Forget the espresso machine, the sterling silver platter, the lovely place setting of Limoges china. Today's brides have little use for exclusive wedding gifts designed for exclusive occasions.
Give them something practical, something useful, something they can appreciate every day.
Give them a house.
VTC Come again?
Well, not exactly a whole house. But, face it, if all the guests at a 250-strong reception channeled the money they spent in wedding gifts into a united fund, the happy couple could probably afford the down payment on a nice little bungalow even before the honeymoon aura wore off.
At least that's the point the Arbor National Mortgage Co. is trying to make with its Arbor Home Bridal Registry. Arbor's registry works much like one at a department store, where the bride records her favorite china, crystal and silver patterns as gift suggestions for her wedding.
In this case, the bride and groom register their bank account and guests contribute cold, hard cash toward a down payment on a house.
The Westbury, N.Y.-based mortgage company serves as a sort of go-between, establishing a money-market account in the couple's name at Chase Manhattan Bank and channeling monetary gifts from the bride and groom's friends and relatives into it as deposits. The fund earns interest at the bank's going rate and, if the couple is lucky, their little nest egg starts growing even before the nuptials take place.
Couples may use word-of-mouth to spread the news of their interest in cash rather than cappuccino cups, or they might choose a "tastefully worded," engraved announcement provided by the registry that can be inserted in the wedding invitation.
"The braver ones will use the cards," says Nancy Boles, vice president of marketing for Arbor, which has offices in several East Coast cities. The only Maryland branch of Arbor is in Rockville, though it hasn't had any bridal registrants yet.
Friends and relatives who choose to contribute to the fund call an 800 number, sign a couple of forms that arrive in the mail and send in their checks. They get an acknowledgment card in return that they may pass along to the bride and groom. It's a little like participating in a Jerry Lewis telethon.
"I think it's tasteless," says Letitia Baldrige, the manners maven of the '90s, of the unusual registry. "A bridal registry is for gifts for the home," she says, not for the home itself. "Having someone contribute cash to a specific mortgage loan is something only family should be involved in," says the author of "Letitia Baldrige's Complete Guide to Executive Manners."
Judith Martin -- better known as "Miss Manners" -- who dispenses advice on decorum with aplomb in her syndicated newspaper column (including in The Sun and Sunday Sun) is equally appalled by the suggestion of solicitation.

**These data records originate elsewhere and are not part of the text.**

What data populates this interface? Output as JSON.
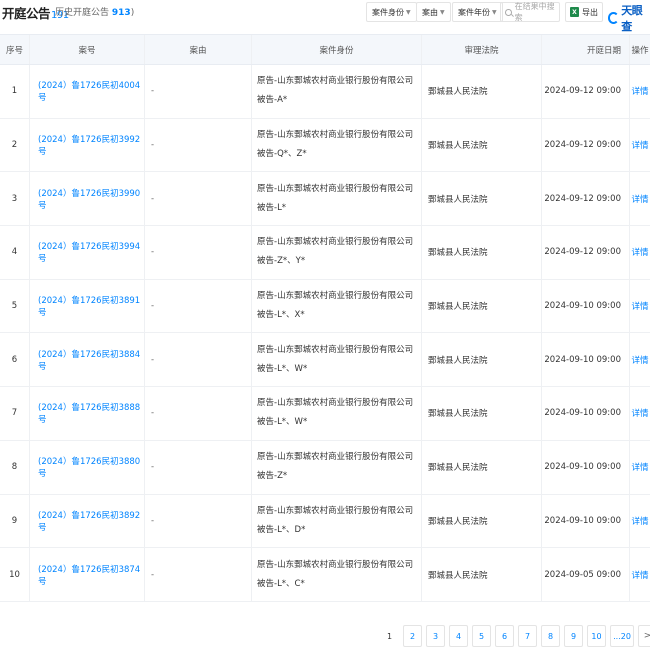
{
  "header": {
    "title": "开庭公告",
    "title_count": "191",
    "history_label": "历史开庭公告",
    "history_count": "913",
    "history_close": ")",
    "filters": [
      "案件身份",
      "案由",
      "案件年份"
    ],
    "search_placeholder": "在结果中搜索",
    "export_label": "导出",
    "logo_text": "天眼查"
  },
  "table": {
    "columns": [
      "序号",
      "案号",
      "案由",
      "案件身份",
      "审理法院",
      "开庭日期",
      "操作"
    ],
    "rows": [
      {
        "no": "1",
        "case": "(2024）鲁1726民初4004号",
        "cause": "-",
        "plaintiff": "原告-山东鄄城农村商业银行股份有限公司",
        "defendant": "被告-A*",
        "court": "鄄城县人民法院",
        "date": "2024-09-12 09:00",
        "action": "详情"
      },
      {
        "no": "2",
        "case": "(2024）鲁1726民初3992号",
        "cause": "-",
        "plaintiff": "原告-山东鄄城农村商业银行股份有限公司",
        "defendant": "被告-Q*、Z*",
        "court": "鄄城县人民法院",
        "date": "2024-09-12 09:00",
        "action": "详情"
      },
      {
        "no": "3",
        "case": "(2024）鲁1726民初3990号",
        "cause": "-",
        "plaintiff": "原告-山东鄄城农村商业银行股份有限公司",
        "defendant": "被告-L*",
        "court": "鄄城县人民法院",
        "date": "2024-09-12 09:00",
        "action": "详情"
      },
      {
        "no": "4",
        "case": "(2024）鲁1726民初3994号",
        "cause": "-",
        "plaintiff": "原告-山东鄄城农村商业银行股份有限公司",
        "defendant": "被告-Z*、Y*",
        "court": "鄄城县人民法院",
        "date": "2024-09-12 09:00",
        "action": "详情"
      },
      {
        "no": "5",
        "case": "(2024）鲁1726民初3891号",
        "cause": "-",
        "plaintiff": "原告-山东鄄城农村商业银行股份有限公司",
        "defendant": "被告-L*、X*",
        "court": "鄄城县人民法院",
        "date": "2024-09-10 09:00",
        "action": "详情"
      },
      {
        "no": "6",
        "case": "(2024）鲁1726民初3884号",
        "cause": "-",
        "plaintiff": "原告-山东鄄城农村商业银行股份有限公司",
        "defendant": "被告-L*、W*",
        "court": "鄄城县人民法院",
        "date": "2024-09-10 09:00",
        "action": "详情"
      },
      {
        "no": "7",
        "case": "(2024）鲁1726民初3888号",
        "cause": "-",
        "plaintiff": "原告-山东鄄城农村商业银行股份有限公司",
        "defendant": "被告-L*、W*",
        "court": "鄄城县人民法院",
        "date": "2024-09-10 09:00",
        "action": "详情"
      },
      {
        "no": "8",
        "case": "(2024）鲁1726民初3880号",
        "cause": "-",
        "plaintiff": "原告-山东鄄城农村商业银行股份有限公司",
        "defendant": "被告-Z*",
        "court": "鄄城县人民法院",
        "date": "2024-09-10 09:00",
        "action": "详情"
      },
      {
        "no": "9",
        "case": "(2024）鲁1726民初3892号",
        "cause": "-",
        "plaintiff": "原告-山东鄄城农村商业银行股份有限公司",
        "defendant": "被告-L*、D*",
        "court": "鄄城县人民法院",
        "date": "2024-09-10 09:00",
        "action": "详情"
      },
      {
        "no": "10",
        "case": "(2024）鲁1726民初3874号",
        "cause": "-",
        "plaintiff": "原告-山东鄄城农村商业银行股份有限公司",
        "defendant": "被告-L*、C*",
        "court": "鄄城县人民法院",
        "date": "2024-09-05 09:00",
        "action": "详情"
      }
    ]
  },
  "pagination": {
    "pages": [
      "1",
      "2",
      "3",
      "4",
      "5",
      "6",
      "7",
      "8",
      "9",
      "10",
      "...20"
    ],
    "current": "1",
    "next": ">"
  },
  "colors": {
    "accent": "#0084ff",
    "header_bg": "#f4f7fb",
    "excel_green": "#1e8a4b"
  }
}
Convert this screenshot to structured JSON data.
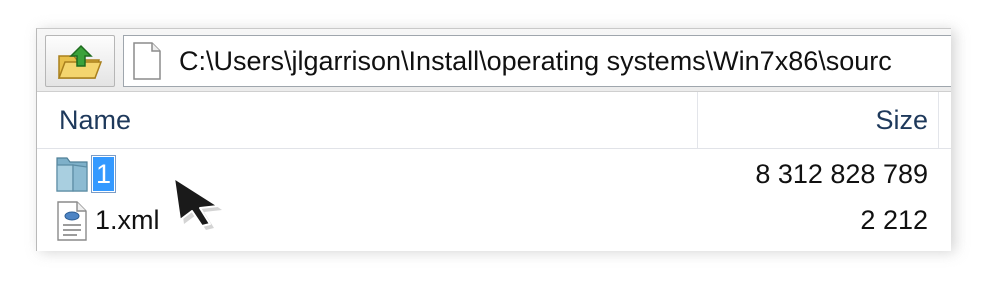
{
  "toolbar": {
    "up_button_icon": "folder-up-icon",
    "path_icon": "document-icon",
    "path": "C:\\Users\\jlgarrison\\Install\\operating systems\\Win7x86\\sourc"
  },
  "columns": {
    "name": "Name",
    "size": "Size"
  },
  "files": [
    {
      "name": "1",
      "size": "8 312 828 789",
      "icon": "folder-icon",
      "renaming": true
    },
    {
      "name": "1.xml",
      "size": "2 212",
      "icon": "xml-file-icon",
      "renaming": false
    }
  ],
  "colors": {
    "selection": "#3399ff",
    "header_text": "#1e395b"
  }
}
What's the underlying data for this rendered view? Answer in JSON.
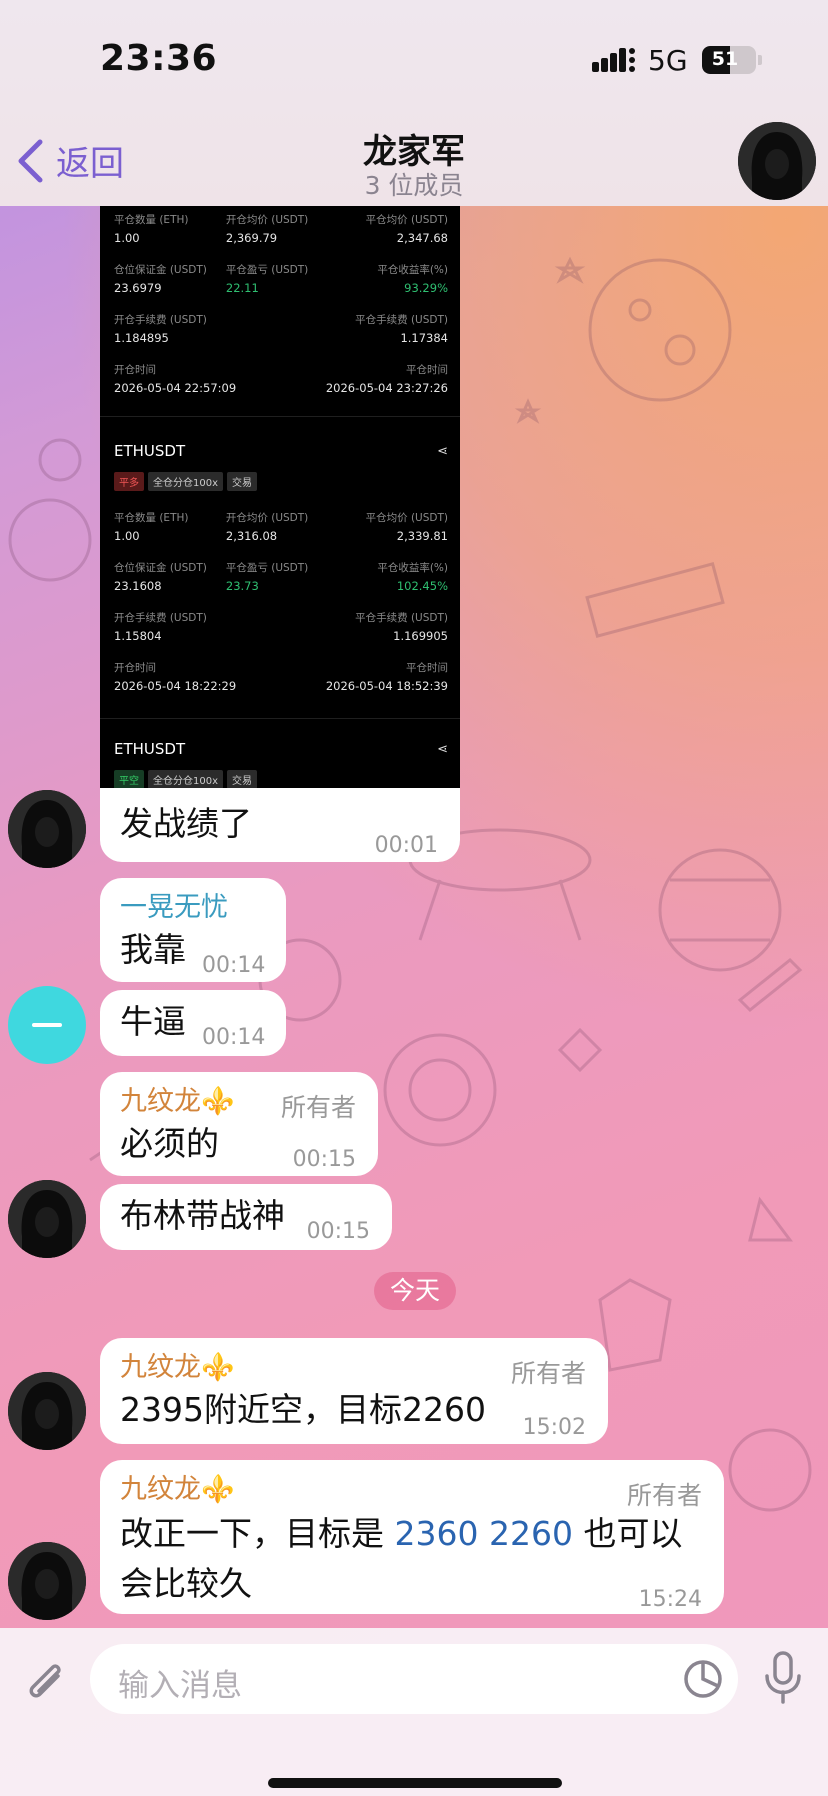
{
  "status_bar": {
    "time": "23:36",
    "network": "5G",
    "battery": "51",
    "battery_level": 0.51
  },
  "header": {
    "back_label": "返回",
    "title": "龙家军",
    "subtitle": "3 位成员"
  },
  "trade_screenshot": {
    "card1": {
      "row1": [
        [
          "平仓数量 (ETH)",
          "1.00"
        ],
        [
          "开仓均价 (USDT)",
          "2,369.79"
        ],
        [
          "平仓均价 (USDT)",
          "2,347.68"
        ]
      ],
      "row2": [
        [
          "仓位保证金 (USDT)",
          "23.6979"
        ],
        [
          "平仓盈亏 (USDT)",
          "22.11"
        ],
        [
          "平仓收益率(%)",
          "93.29%"
        ]
      ],
      "row3": [
        [
          "开仓手续费 (USDT)",
          "1.184895"
        ],
        [
          "平仓手续费 (USDT)",
          "1.17384"
        ]
      ],
      "row4": [
        [
          "开仓时间",
          "2026-05-04 22:57:09"
        ],
        [
          "平仓时间",
          "2026-05-04 23:27:26"
        ]
      ]
    },
    "card2": {
      "symbol": "ETHUSDT",
      "tags": [
        "平多",
        "全仓分仓100x",
        "交易"
      ],
      "row1": [
        [
          "平仓数量 (ETH)",
          "1.00"
        ],
        [
          "开仓均价 (USDT)",
          "2,316.08"
        ],
        [
          "平仓均价 (USDT)",
          "2,339.81"
        ]
      ],
      "row2": [
        [
          "仓位保证金 (USDT)",
          "23.1608"
        ],
        [
          "平仓盈亏 (USDT)",
          "23.73"
        ],
        [
          "平仓收益率(%)",
          "102.45%"
        ]
      ],
      "row3": [
        [
          "开仓手续费 (USDT)",
          "1.15804"
        ],
        [
          "平仓手续费 (USDT)",
          "1.169905"
        ]
      ],
      "row4": [
        [
          "开仓时间",
          "2026-05-04 18:22:29"
        ],
        [
          "平仓时间",
          "2026-05-04 18:52:39"
        ]
      ]
    },
    "card3": {
      "symbol": "ETHUSDT",
      "tags": [
        "平空",
        "全仓分仓100x",
        "交易"
      ]
    }
  },
  "messages": [
    {
      "text": "发战绩了",
      "time": "00:01"
    },
    {
      "sender": "一晃无忧",
      "text": "我靠",
      "time": "00:14"
    },
    {
      "text": "牛逼",
      "time": "00:14"
    },
    {
      "sender": "九纹龙⚜️",
      "role": "所有者",
      "text": "必须的",
      "time": "00:15"
    },
    {
      "text": "布林带战神",
      "time": "00:15"
    },
    {
      "sender": "九纹龙⚜️",
      "role": "所有者",
      "text": "2395附近空，目标2260",
      "time": "15:02"
    },
    {
      "sender": "九纹龙⚜️",
      "role": "所有者",
      "text_a": "改正一下，目标是 ",
      "text_link": "2360 2260",
      "text_b": " 也可以",
      "text_line2": "会比较久",
      "time": "15:24"
    }
  ],
  "date_separator": "今天",
  "composer": {
    "placeholder": "输入消息"
  }
}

"It's unspeakable," she says of the idea of channeling one's gifts receivable into an interest-bearing account. "What makes anyone think that getting married constitutes an excuse for a charitable fund-raising drive?
"What we have here is unbridled greed," she concludes.

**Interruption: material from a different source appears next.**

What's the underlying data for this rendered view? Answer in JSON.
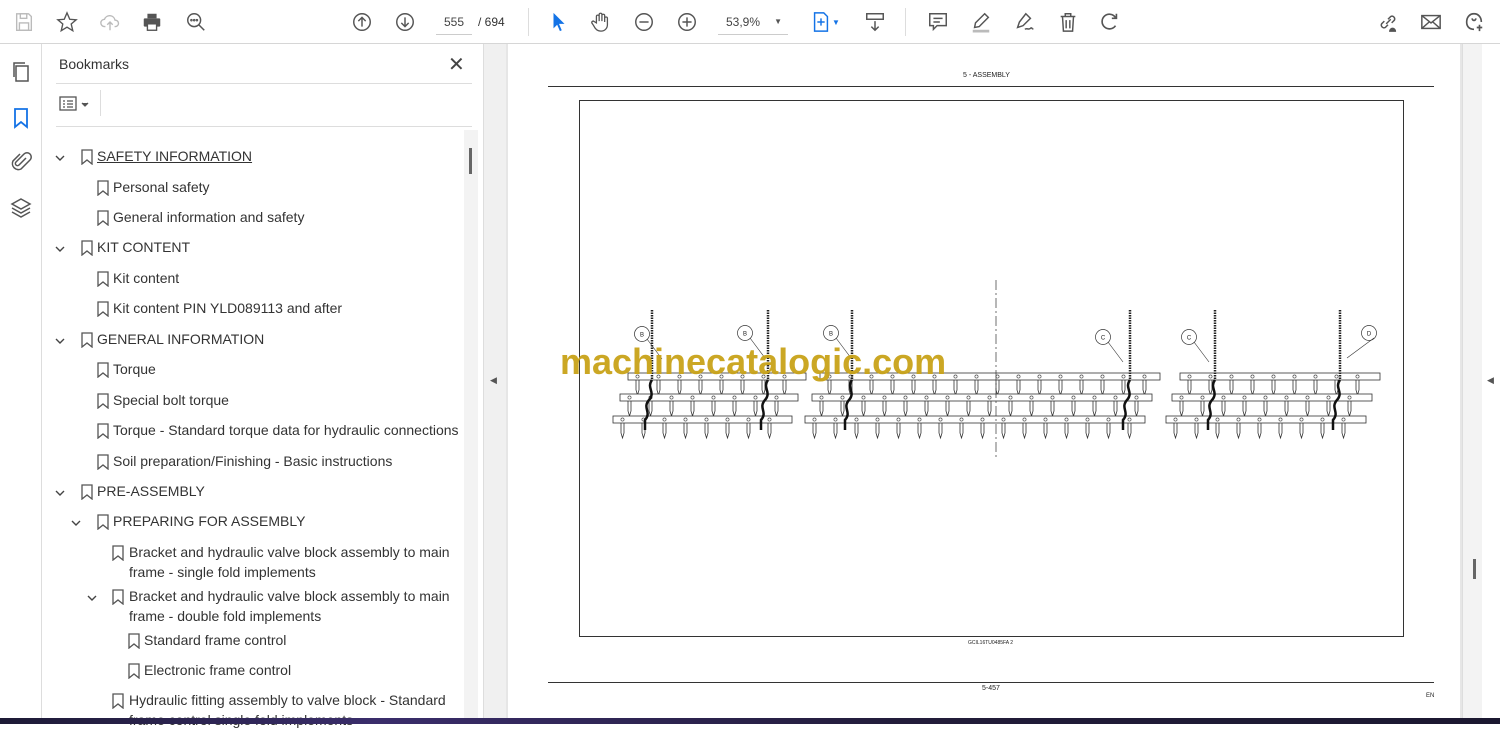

"We realize some people look at it as tacky," says Ms. Boles. "But, on the other hand, it does have a historical precedent -- like the families that would set up a dowry in the old days."
Whatever its measure on the taste meter, the home bridal registry is stirring interest. Arbor reports the company has received about four dozen calls from brides-to-be, as well as parents and grandparents. But, only one couple, a Long island pair marrying later this spring, has actually registered since the program began about a month ago.
Obviously, the mortgage company's motive for this venture is not totally benign. Arbor hopes the young marrieds will choose it as their lender when the time comes to buy a house. As an incentive, it offers new homeowners a $100 "wedding gift" to be applied to closing costs when they do sign on the dotted line for a mortgage.
"This is very practical," says Ms. Boles. "It's something that will build over time." The account can remain open and accrue funds as long as the couple chooses. By the same token, they can dig into it at any time after a six-month period for any purpose they choose, not necessarily for a mortgage.
"But because they've publicly notified people that it is for a house, this becomes a strong incentive to get with the program," says Ms. Boles.